Skip to content
Join our Newsletter
Join our Newsletter

Vaccine passport topic of discussion among councillors

The topic of vaccine passports sparked discussion among councillors at the Village of Pemberton's Aug. 31 council meeting
example of digital COVID vaccine passport
Vaccine passports was a topic of discussion at the Aug. 31 Pemberton council meeting.

A letter to council from a Pemberton local about vaccine passports sparked a discussion at the council table at the Aug. 31 meeting.

The letter from Graham Camm urged council “to speak out and 100 per cent denounce any and all forms of segregationist vaccine passports in any part of Pemberton.

“If nothing is done about this, I will personally be filing human rights violations against any business and individual who violates my human rights to privacy and to be free from discrimination.”

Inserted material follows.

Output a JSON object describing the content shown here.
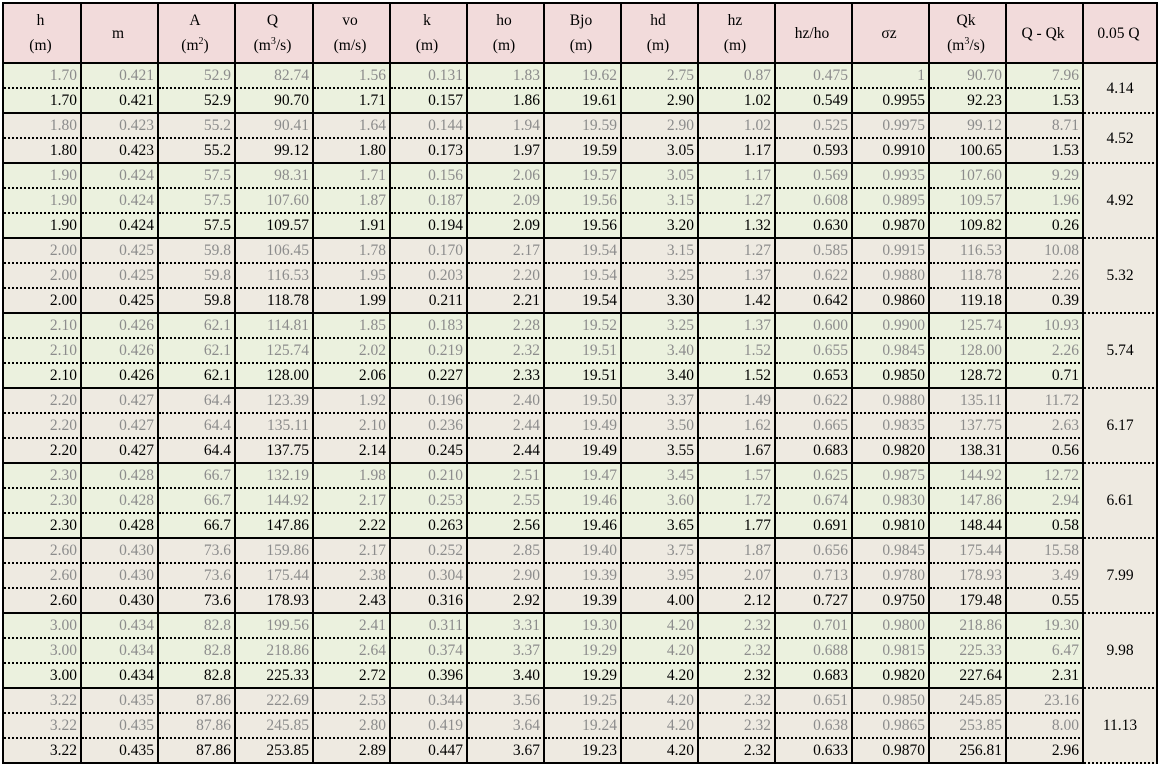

While Councillor Ted Craddock moved to receive and file the letter with no discussion, Coun. Leah Noble thought the letter was worth discussing among the councillors.

“There’s a lot of people who have come to me in the community with concerns about it. And there’s a lot of people with valid reasons that have not yet been vaccinated,” said Noble. “And they’ve been in the lockdown, right alongside all of us, masking up, and it doesn’t really seem very nice to not allow them to participate in anything fun, especially in view of the fact that people who are vaccinated are still catching it and passing it along.”

However, Coun. Amica Antonelli said she believes it is not the role of the Village to “influence the public health office,” which was a sentiment that Craddock agreed with.

“We could say whatever we want, every one of us is going to have a different decision on how we’re going to deal with this,” said Craddock. “But on this type of thing, I look to the people that are scientists and doctors and professionals in the provincial government to make the legislation accordingly, so I think that’s the best way to leave it.”

While Mayor Richman acknowledged the concerns of the people, and admitted that this is “an uncomfortable conversation,” with the “potential of dividing society down new lines,” he agreed with Antonelli that not enough is currently known on how the vaccine passport roll out will work to speak out against it on behalf of the town.

“We are here to represent the people and I don’t know how we can gauge our community sentiment on this,” said Richman. “There are some very upset people that are very vocal about it—I hear them, but I don’t know how I could confidently say, ‘I represent the Village of Pemberton and this is how the Village of Pemberton feels on this matter, and therefore…’”

Richman urged any citizens with concerns on this topic to direct their comments straight to the provincial health authorities for the time being until more is known on the roll-out of vaccines cards.